TWO: The upper part of the palm of the hand ... NOT THE MIDDLE OF THE PALM. This area is equally as sturdy as either Destot's Space or the radial area indicated above and would emerge at the site depicted on the Shroud. This area is located as follows; touch your thumb to the tip of your little finger. A deep furrow called the thenar furrow is seen at the base of the bulky prominence extending from the base of the thumb. This area was first pointed out by Monsignor Alfonso Paleotto, Archbishop of Bologna, who accompanied St. Charles Borromeo to Turin in 1598. It may be of interest that he postulated that the nail would have entered the upper part of the palm obliquely, and pointing toward the arm, it would have emerged where the Shroud depicts it. It is of interest that Barbet severely criticized Paleotto's hypothesis as "anatomically impossible." Monsignor Paleotto was indeed correct. If a nail is driven into this furrow, a few centimeters from where the furrow begins at the wrist, with the point of the nail angled at ten to fifteen degrees toward the wrist and slightly toward the thumb, there is a natural inclination of the nail to an area created by the METACARPAL bone of the index finger and the CAPITATE and LESSER MULTANGULAR bones of the wrist which we have coined the "Z" area (Fig. 5). I demonstrated this path over forty four years ago in the human anatomy dissection laboratory (Fig. 6,7). Last year, a striking unrehearsed event of monumental significance took place in the medical examiner's office that confirms the existence of this path. A young lady had been brutally stabbed over her whole body. I found a defense wound on her hand where she had raised her hand in an attempt to protect her face from the vicious onslaught. Examination of this wound in her hand revealed that she was stabbed in the thenar furrow in the palm of the hand; the knife had passed through the "Z" area and the point exited at the back of the wrist exactly where it is displayed on the Shroud (Figure 3. X-rays of the area showed no evidence of broken bones!

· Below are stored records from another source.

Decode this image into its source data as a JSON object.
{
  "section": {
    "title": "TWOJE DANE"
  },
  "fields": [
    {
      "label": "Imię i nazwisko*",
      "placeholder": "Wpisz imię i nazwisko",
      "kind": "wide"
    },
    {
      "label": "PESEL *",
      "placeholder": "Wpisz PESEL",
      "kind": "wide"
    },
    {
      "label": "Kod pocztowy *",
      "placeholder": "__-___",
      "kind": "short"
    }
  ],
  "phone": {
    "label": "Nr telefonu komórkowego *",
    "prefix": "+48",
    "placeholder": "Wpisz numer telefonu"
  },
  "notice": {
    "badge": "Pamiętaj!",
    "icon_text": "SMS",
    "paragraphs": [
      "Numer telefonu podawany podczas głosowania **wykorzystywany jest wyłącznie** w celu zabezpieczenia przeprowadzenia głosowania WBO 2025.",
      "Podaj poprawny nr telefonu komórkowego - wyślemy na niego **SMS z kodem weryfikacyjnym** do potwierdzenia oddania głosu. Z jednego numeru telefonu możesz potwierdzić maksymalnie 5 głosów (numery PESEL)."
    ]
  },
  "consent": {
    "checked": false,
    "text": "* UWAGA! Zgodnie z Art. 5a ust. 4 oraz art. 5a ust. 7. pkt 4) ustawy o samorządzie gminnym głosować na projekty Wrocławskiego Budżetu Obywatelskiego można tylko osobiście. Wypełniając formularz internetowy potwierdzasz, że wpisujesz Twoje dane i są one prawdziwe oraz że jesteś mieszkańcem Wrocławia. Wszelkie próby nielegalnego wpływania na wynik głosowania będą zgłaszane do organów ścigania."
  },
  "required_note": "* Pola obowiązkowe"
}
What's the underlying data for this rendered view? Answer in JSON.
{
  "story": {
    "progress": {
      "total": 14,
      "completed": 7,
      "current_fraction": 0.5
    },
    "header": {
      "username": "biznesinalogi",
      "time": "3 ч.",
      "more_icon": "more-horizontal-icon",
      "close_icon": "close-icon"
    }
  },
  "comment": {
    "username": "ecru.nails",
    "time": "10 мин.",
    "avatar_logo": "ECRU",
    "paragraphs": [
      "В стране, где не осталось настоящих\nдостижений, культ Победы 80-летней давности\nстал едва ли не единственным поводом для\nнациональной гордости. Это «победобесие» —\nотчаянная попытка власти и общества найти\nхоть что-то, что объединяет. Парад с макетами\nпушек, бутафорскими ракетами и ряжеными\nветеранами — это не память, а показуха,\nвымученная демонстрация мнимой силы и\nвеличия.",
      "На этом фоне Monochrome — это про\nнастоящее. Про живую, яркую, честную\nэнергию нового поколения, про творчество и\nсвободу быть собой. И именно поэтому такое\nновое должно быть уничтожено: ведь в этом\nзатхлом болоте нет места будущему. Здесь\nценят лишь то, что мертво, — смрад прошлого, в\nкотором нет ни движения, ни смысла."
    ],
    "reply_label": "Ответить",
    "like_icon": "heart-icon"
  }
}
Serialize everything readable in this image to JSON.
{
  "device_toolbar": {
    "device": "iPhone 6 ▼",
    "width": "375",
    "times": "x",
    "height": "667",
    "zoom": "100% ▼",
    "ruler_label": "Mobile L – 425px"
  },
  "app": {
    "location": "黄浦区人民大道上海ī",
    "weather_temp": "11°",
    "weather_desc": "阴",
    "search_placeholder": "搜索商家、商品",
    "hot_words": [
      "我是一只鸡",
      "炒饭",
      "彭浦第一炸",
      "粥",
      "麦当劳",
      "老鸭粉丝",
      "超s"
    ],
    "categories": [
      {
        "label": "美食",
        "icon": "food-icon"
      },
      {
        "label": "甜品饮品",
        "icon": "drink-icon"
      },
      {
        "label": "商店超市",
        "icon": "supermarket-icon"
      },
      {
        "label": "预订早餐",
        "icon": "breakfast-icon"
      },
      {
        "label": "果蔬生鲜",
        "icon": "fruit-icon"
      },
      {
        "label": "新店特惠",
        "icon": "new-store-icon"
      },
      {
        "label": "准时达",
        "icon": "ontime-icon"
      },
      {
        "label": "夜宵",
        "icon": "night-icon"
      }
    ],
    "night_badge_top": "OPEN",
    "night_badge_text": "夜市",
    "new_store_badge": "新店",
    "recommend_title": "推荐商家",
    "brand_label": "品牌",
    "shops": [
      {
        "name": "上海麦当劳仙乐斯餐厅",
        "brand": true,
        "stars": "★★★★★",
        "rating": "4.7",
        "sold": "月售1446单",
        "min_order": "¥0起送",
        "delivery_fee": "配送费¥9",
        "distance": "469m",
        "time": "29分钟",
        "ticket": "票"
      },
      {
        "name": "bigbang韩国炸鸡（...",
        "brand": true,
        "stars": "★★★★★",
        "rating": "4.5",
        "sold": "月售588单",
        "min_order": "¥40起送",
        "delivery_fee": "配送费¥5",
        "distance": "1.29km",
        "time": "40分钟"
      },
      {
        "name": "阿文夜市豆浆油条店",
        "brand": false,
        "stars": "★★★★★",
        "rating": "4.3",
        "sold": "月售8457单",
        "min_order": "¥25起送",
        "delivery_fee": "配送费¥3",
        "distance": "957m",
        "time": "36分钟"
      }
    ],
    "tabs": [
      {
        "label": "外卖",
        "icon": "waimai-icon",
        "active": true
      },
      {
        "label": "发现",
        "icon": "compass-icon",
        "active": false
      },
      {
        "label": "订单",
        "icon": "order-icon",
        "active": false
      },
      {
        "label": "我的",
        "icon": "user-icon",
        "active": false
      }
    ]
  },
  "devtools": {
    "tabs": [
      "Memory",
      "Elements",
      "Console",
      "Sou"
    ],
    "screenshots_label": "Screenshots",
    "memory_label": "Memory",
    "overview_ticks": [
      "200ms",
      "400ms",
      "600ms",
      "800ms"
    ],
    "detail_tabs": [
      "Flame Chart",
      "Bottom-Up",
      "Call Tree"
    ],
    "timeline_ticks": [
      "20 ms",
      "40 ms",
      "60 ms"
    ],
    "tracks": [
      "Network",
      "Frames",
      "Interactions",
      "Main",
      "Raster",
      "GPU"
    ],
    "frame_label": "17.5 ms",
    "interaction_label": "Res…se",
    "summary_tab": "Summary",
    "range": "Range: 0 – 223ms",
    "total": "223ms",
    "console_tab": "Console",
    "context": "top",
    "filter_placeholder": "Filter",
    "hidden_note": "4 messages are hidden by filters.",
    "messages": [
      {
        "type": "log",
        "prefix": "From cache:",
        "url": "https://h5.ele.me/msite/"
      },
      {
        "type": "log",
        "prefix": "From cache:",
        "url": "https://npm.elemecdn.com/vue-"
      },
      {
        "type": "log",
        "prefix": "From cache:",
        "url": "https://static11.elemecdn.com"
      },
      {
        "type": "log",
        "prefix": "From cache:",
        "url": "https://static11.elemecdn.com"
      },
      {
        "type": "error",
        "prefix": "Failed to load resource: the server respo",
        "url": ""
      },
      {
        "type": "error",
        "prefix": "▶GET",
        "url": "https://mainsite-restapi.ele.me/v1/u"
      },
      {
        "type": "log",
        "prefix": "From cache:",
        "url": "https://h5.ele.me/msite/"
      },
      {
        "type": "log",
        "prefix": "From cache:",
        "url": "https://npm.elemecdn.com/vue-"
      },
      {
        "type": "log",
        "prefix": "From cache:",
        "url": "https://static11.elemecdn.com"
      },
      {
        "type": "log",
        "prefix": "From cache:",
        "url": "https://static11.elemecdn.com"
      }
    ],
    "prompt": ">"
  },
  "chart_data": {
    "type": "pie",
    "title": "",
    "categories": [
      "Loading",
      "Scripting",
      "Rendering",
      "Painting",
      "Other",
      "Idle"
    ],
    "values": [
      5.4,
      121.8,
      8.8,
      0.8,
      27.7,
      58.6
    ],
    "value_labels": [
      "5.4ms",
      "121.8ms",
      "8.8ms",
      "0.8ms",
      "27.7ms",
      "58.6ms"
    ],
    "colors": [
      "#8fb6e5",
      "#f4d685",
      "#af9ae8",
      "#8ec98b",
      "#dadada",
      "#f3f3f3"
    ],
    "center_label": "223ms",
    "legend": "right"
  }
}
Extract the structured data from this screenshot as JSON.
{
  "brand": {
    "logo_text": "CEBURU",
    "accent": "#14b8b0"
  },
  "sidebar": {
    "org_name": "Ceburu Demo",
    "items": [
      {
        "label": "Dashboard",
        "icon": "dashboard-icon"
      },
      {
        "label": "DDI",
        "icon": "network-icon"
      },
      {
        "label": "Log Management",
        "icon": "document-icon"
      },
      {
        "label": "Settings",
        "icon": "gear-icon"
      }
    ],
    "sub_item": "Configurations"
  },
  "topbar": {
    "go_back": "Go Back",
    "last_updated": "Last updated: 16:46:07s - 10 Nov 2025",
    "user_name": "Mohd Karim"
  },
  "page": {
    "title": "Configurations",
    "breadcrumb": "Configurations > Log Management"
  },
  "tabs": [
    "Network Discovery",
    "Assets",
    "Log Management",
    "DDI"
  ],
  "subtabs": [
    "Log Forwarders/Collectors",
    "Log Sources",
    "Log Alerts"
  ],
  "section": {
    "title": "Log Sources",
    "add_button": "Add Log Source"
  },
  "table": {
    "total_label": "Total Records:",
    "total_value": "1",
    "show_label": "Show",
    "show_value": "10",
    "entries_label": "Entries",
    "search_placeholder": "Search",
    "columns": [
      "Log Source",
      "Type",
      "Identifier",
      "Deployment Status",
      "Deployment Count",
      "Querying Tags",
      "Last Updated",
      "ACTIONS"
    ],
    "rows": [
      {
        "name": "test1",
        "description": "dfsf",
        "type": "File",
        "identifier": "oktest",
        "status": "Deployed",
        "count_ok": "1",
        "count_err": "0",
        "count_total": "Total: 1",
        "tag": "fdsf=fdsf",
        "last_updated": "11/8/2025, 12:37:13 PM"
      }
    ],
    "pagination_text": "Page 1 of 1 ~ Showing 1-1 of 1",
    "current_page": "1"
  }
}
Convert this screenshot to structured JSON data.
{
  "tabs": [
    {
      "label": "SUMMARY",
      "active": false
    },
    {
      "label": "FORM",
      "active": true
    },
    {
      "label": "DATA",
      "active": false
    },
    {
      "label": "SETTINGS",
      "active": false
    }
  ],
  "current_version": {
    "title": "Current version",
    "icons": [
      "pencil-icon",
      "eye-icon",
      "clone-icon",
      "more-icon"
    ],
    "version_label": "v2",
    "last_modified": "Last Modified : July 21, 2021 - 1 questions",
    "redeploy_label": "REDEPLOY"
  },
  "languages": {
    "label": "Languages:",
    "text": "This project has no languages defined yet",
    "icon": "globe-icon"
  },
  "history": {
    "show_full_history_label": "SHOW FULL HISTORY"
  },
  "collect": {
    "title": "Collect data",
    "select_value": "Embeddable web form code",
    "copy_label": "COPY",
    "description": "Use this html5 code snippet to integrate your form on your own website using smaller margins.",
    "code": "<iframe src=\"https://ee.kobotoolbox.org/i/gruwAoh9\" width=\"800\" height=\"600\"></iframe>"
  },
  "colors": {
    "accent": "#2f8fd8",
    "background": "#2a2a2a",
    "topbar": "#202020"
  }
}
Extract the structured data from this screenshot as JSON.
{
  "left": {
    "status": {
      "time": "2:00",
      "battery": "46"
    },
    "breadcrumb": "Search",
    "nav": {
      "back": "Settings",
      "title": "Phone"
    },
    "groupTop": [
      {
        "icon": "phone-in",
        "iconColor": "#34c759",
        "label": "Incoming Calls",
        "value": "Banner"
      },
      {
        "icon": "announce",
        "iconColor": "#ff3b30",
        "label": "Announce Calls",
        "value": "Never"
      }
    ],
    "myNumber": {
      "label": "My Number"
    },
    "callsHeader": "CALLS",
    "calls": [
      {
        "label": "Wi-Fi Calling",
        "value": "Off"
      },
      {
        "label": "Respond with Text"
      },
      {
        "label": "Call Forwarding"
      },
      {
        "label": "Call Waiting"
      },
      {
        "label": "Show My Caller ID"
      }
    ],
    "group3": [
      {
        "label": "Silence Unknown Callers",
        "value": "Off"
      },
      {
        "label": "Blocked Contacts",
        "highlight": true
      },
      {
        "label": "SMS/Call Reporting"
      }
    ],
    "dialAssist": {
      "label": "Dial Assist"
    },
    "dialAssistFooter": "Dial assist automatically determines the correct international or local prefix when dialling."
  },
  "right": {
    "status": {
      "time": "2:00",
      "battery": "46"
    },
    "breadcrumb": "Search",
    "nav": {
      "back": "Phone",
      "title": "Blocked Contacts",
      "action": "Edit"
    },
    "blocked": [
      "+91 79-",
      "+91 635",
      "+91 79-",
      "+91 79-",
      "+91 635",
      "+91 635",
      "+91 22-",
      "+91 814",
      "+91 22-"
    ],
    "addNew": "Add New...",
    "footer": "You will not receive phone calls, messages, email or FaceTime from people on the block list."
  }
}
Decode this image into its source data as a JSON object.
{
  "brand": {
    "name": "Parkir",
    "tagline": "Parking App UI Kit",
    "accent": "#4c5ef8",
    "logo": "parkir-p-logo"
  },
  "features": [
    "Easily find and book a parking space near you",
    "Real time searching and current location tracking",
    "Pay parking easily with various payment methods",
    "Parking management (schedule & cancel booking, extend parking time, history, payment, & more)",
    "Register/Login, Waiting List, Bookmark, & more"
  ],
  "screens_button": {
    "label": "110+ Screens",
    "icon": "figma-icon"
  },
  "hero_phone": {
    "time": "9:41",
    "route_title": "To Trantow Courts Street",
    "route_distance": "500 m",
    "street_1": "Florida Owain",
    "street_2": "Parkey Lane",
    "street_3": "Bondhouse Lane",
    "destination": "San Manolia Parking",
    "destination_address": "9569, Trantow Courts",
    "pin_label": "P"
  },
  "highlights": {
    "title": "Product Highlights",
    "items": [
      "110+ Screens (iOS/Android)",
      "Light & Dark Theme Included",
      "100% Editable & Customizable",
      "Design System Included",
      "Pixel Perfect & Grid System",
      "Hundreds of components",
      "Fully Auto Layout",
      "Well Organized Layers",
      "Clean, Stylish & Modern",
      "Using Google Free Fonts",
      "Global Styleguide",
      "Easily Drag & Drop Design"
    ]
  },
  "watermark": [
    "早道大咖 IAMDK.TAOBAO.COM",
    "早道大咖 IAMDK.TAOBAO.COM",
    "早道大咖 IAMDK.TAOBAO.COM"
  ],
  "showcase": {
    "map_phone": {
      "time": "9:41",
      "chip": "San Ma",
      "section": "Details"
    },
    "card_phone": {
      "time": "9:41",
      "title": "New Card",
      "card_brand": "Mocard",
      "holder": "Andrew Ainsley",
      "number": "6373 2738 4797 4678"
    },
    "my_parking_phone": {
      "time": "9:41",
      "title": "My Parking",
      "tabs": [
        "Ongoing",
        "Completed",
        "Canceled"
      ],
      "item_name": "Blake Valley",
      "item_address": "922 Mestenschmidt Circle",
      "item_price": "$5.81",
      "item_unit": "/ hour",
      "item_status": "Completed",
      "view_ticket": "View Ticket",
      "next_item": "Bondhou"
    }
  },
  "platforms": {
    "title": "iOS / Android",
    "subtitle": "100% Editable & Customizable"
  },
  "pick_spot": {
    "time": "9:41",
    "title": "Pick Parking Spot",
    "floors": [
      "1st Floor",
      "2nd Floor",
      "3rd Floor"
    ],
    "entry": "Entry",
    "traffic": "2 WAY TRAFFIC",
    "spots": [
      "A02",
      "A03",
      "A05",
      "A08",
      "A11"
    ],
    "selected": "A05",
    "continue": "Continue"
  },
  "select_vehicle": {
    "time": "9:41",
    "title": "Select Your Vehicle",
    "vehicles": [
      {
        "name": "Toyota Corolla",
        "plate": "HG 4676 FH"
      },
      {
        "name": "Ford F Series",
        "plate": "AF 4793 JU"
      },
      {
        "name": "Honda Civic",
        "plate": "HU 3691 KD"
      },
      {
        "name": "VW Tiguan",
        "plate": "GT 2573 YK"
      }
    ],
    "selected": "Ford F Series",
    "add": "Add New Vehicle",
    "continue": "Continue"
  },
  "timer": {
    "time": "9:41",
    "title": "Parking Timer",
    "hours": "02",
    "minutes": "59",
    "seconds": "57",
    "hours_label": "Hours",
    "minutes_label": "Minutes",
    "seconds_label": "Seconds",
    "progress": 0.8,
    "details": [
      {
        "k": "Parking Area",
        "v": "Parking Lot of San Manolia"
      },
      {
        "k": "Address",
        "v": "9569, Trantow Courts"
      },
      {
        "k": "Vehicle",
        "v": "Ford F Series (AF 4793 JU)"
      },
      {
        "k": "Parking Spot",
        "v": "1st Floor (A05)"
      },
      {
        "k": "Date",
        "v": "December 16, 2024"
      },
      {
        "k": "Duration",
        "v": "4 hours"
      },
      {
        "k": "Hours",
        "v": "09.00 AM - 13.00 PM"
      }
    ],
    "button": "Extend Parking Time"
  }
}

Figure 3 The nail entering the Z space that will exit exactly where the Shroud shows the exit wound.
Thus, it is probably that the nail WAS driven in through the palm although about an inch away from the traditional, iconographic "center of the palm" and about 1 1/2 inches away from the wrist entry required by Destot's Space passage. Maybe Mel got it right and we Shroud scholars have had it wrong for over 100 years!
Disclaimer: When I asked Dr. Alan Whanger, also a medical doctor and retired professor of Medicine, a couple of weeks ago what he thought of Dr. Zugibe's theory, he stated that he disagreed because the nail would have to be driven at an angle, not perpendicular to the hand. He prefered the "Destot's Space" pathway.
I pointed out that if the victim's elbow were forced downward to touch the ground below the patibulum placed on the ground, the hand would assume exactly the correct angle for a perpendicular nail to be driven through the "Z" space. Unfortunately, we were interupted and did not get to continue our discussion.